(Items from an interface collection)
---------------

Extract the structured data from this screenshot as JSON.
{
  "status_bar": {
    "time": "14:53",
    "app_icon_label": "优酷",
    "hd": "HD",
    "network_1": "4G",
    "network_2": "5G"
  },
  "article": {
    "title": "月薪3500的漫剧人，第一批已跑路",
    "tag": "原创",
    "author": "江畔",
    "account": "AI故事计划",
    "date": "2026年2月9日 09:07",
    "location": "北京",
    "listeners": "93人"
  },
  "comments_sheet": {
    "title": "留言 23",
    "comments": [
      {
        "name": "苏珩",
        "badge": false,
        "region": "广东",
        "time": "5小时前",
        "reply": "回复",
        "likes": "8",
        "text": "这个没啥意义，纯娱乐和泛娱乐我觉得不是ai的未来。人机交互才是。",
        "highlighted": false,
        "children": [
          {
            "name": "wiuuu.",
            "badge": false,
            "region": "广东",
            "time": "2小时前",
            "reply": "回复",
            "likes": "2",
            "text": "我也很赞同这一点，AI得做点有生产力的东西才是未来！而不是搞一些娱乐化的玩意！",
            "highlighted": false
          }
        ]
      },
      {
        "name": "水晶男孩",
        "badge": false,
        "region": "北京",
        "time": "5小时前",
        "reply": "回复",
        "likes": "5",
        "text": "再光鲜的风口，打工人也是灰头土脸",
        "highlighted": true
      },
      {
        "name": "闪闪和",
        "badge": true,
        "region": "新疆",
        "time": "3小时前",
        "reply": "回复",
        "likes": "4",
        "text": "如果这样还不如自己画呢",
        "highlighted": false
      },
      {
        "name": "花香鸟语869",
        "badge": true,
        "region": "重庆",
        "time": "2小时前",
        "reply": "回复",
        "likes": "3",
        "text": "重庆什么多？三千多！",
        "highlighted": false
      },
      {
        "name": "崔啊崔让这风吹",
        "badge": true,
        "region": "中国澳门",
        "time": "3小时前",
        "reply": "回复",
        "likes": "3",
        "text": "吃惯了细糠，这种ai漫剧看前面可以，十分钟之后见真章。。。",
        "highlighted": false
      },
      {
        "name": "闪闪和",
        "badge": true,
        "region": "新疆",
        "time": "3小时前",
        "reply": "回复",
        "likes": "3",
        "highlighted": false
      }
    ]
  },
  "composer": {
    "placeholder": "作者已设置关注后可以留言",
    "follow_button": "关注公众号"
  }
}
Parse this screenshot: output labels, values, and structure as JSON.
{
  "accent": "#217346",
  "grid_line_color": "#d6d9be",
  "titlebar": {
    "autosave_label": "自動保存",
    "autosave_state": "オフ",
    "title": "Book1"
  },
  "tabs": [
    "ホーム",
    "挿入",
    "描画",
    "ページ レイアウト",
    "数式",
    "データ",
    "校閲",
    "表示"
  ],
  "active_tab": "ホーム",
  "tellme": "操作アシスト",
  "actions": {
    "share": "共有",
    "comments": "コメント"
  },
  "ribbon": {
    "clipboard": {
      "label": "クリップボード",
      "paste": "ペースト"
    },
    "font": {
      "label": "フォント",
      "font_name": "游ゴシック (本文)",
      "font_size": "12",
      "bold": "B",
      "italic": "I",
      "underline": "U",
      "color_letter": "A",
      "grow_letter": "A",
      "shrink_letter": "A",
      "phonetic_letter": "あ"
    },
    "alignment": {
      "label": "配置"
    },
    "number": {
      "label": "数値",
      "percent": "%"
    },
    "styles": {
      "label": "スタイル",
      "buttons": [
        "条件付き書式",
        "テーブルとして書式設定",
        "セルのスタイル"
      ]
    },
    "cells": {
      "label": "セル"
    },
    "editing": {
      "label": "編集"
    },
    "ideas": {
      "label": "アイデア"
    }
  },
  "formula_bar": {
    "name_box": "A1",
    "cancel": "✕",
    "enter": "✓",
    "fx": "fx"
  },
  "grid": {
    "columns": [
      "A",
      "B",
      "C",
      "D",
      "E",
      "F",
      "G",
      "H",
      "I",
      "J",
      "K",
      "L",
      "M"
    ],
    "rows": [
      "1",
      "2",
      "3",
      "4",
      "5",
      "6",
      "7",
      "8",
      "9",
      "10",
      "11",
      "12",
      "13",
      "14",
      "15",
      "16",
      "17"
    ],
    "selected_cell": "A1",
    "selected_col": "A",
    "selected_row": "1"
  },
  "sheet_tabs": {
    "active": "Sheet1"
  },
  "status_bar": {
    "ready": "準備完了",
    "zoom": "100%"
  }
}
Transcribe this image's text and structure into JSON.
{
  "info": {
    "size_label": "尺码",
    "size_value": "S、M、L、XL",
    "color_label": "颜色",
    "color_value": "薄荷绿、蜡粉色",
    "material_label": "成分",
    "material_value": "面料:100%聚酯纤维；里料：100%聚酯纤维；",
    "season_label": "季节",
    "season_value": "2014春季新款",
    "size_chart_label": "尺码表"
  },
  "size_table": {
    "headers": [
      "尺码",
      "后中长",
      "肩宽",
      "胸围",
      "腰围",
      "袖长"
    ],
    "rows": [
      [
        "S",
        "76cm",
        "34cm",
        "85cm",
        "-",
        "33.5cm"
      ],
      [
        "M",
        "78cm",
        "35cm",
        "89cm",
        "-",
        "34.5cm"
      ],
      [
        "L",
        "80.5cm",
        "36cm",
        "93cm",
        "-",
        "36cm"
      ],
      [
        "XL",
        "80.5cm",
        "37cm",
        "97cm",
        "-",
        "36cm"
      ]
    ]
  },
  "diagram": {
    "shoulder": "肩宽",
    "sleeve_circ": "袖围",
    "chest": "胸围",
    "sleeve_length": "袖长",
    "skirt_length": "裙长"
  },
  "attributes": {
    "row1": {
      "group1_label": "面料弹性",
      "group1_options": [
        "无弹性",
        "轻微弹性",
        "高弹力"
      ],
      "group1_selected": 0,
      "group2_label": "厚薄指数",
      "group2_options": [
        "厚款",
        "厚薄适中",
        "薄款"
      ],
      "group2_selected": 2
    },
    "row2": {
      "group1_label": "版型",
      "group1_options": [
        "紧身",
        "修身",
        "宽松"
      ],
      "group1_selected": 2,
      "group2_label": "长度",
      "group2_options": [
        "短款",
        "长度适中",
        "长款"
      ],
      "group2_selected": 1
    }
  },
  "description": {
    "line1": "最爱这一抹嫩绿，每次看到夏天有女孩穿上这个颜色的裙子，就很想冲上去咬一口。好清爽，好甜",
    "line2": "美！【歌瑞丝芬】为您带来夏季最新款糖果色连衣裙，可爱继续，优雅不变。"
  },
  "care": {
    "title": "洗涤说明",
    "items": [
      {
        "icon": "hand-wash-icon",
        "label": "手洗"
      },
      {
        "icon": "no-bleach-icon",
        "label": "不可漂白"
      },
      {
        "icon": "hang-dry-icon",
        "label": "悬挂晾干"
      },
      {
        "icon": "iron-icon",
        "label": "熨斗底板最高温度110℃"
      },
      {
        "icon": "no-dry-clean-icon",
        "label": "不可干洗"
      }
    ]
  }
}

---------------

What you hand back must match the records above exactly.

* _Exercise response_:
Extract the structured data from this screenshot as JSON.
{
  "status_bar": {
    "time": "14:53",
    "app_icon_label": "优酷",
    "hd": "HD",
    "network_1": "4G",
    "network_2": "5G"
  },
  "article": {
    "title": "月薪3500的漫剧人，第一批已跑路",
    "tag": "原创",
    "author": "江畔",
    "account": "AI故事计划",
    "date": "2026年2月9日 09:07",
    "location": "北京",
    "listeners": "93人"
  },
  "comments_sheet": {
    "title": "留言 23",
    "comments": [
      {
        "name": "苏珩",
        "badge": false,
        "region": "广东",
        "time": "5小时前",
        "reply": "回复",
        "likes": "8",
        "text": "这个没啥意义，纯娱乐和泛娱乐我觉得不是ai的未来。人机交互才是。",
        "highlighted": false,
        "children": [
          {
            "name": "wiuuu.",
            "badge": false,
            "region": "广东",
            "time": "2小时前",
            "reply": "回复",
            "likes": "2",
            "text": "我也很赞同这一点，AI得做点有生产力的东西才是未来！而不是搞一些娱乐化的玩意！",
            "highlighted": false
          }
        ]
      },
      {
        "name": "水晶男孩",
        "badge": false,
        "region": "北京",
        "time": "5小时前",
        "reply": "回复",
        "likes": "5",
        "text": "再光鲜的风口，打工人也是灰头土脸",
        "highlighted": true
      },
      {
        "name": "闪闪和",
        "badge": true,
        "region": "新疆",
        "time": "3小时前",
        "reply": "回复",
        "likes": "4",
        "text": "如果这样还不如自己画呢",
        "highlighted": false
      },
      {
        "name": "花香鸟语869",
        "badge": true,
        "region": "重庆",
        "time": "2小时前",
        "reply": "回复",
        "likes": "3",
        "text": "重庆什么多？三千多！",
        "highlighted": false
      },
      {
        "name": "崔啊崔让这风吹",
        "badge": true,
        "region": "中国澳门",
        "time": "3小时前",
        "reply": "回复",
        "likes": "3",
        "text": "吃惯了细糠，这种ai漫剧看前面可以，十分钟之后见真章。。。",
        "highlighted": false
      },
      {
        "name": "闪闪和",
        "badge": true,
        "region": "新疆",
        "time": "3小时前",
        "reply": "回复",
        "likes": "3",
        "highlighted": false
      }
    ]
  },
  "composer": {
    "placeholder": "作者已设置关注后可以留言",
    "follow_button": "关注公众号"
  }
}
Parse this screenshot: output labels, values, and structure as JSON.
{
  "accent": "#217346",
  "grid_line_color": "#d6d9be",
  "titlebar": {
    "autosave_label": "自動保存",
    "autosave_state": "オフ",
    "title": "Book1"
  },
  "tabs": [
    "ホーム",
    "挿入",
    "描画",
    "ページ レイアウト",
    "数式",
    "データ",
    "校閲",
    "表示"
  ],
  "active_tab": "ホーム",
  "tellme": "操作アシスト",
  "actions": {
    "share": "共有",
    "comments": "コメント"
  },
  "ribbon": {
    "clipboard": {
      "label": "クリップボード",
      "paste": "ペースト"
    },
    "font": {
      "label": "フォント",
      "font_name": "游ゴシック (本文)",
      "font_size": "12",
      "bold": "B",
      "italic": "I",
      "underline": "U",
      "color_letter": "A",
      "grow_letter": "A",
      "shrink_letter": "A",
      "phonetic_letter": "あ"
    },
    "alignment": {
      "label": "配置"
    },
    "number": {
      "label": "数値",
      "percent": "%"
    },
    "styles": {
      "label": "スタイル",
      "buttons": [
        "条件付き書式",
        "テーブルとして書式設定",
        "セルのスタイル"
      ]
    },
    "cells": {
      "label": "セル"
    },
    "editing": {
      "label": "編集"
    },
    "ideas": {
      "label": "アイデア"
    }
  },
  "formula_bar": {
    "name_box": "A1",
    "cancel": "✕",
    "enter": "✓",
    "fx": "fx"
  },
  "grid": {
    "columns": [
      "A",
      "B",
      "C",
      "D",
      "E",
      "F",
      "G",
      "H",
      "I",
      "J",
      "K",
      "L",
      "M"
    ],
    "rows": [
      "1",
      "2",
      "3",
      "4",
      "5",
      "6",
      "7",
      "8",
      "9",
      "10",
      "11",
      "12",
      "13",
      "14",
      "15",
      "16",
      "17"
    ],
    "selected_cell": "A1",
    "selected_col": "A",
    "selected_row": "1"
  },
  "sheet_tabs": {
    "active": "Sheet1"
  },
  "status_bar": {
    "ready": "準備完了",
    "zoom": "100%"
  }
}
Transcribe this image's text and structure into JSON.
{
  "info": {
    "size_label": "尺码",
    "size_value": "S、M、L、XL",
    "color_label": "颜色",
    "color_value": "薄荷绿、蜡粉色",
    "material_label": "成分",
    "material_value": "面料:100%聚酯纤维；里料：100%聚酯纤维；",
    "season_label": "季节",
    "season_value": "2014春季新款",
    "size_chart_label": "尺码表"
  },
  "size_table": {
    "headers": [
      "尺码",
      "后中长",
      "肩宽",
      "胸围",
      "腰围",
      "袖长"
    ],
    "rows": [
      [
        "S",
        "76cm",
        "34cm",
        "85cm",
        "-",
        "33.5cm"
      ],
      [
        "M",
        "78cm",
        "35cm",
        "89cm",
        "-",
        "34.5cm"
      ],
      [
        "L",
        "80.5cm",
        "36cm",
        "93cm",
        "-",
        "36cm"
      ],
      [
        "XL",
        "80.5cm",
        "37cm",
        "97cm",
        "-",
        "36cm"
      ]
    ]
  },
  "diagram": {
    "shoulder": "肩宽",
    "sleeve_circ": "袖围",
    "chest": "胸围",
    "sleeve_length": "袖长",
    "skirt_length": "裙长"
  },
  "attributes": {
    "row1": {
      "group1_label": "面料弹性",
      "group1_options": [
        "无弹性",
        "轻微弹性",
        "高弹力"
      ],
      "group1_selected": 0,
      "group2_label": "厚薄指数",
      "group2_options": [
        "厚款",
        "厚薄适中",
        "薄款"
      ],
      "group2_selected": 2
    },
    "row2": {
      "group1_label": "版型",
      "group1_options": [
        "紧身",
        "修身",
        "宽松"
      ],
      "group1_selected": 2,
      "group2_label": "长度",
      "group2_options": [
        "短款",
        "长度适中",
        "长款"
      ],
      "group2_selected": 1
    }
  },
  "description": {
    "line1": "最爱这一抹嫩绿，每次看到夏天有女孩穿上这个颜色的裙子，就很想冲上去咬一口。好清爽，好甜",
    "line2": "美！【歌瑞丝芬】为您带来夏季最新款糖果色连衣裙，可爱继续，优雅不变。"
  },
  "care": {
    "title": "洗涤说明",
    "items": [
      {
        "icon": "hand-wash-icon",
        "label": "手洗"
      },
      {
        "icon": "no-bleach-icon",
        "label": "不可漂白"
      },
      {
        "icon": "hang-dry-icon",
        "label": "悬挂晾干"
      },
      {
        "icon": "iron-icon",
        "label": "熨斗底板最高温度110℃"
      },
      {
        "icon": "no-dry-clean-icon",
        "label": "不可干洗"
      }
    ]
  }
}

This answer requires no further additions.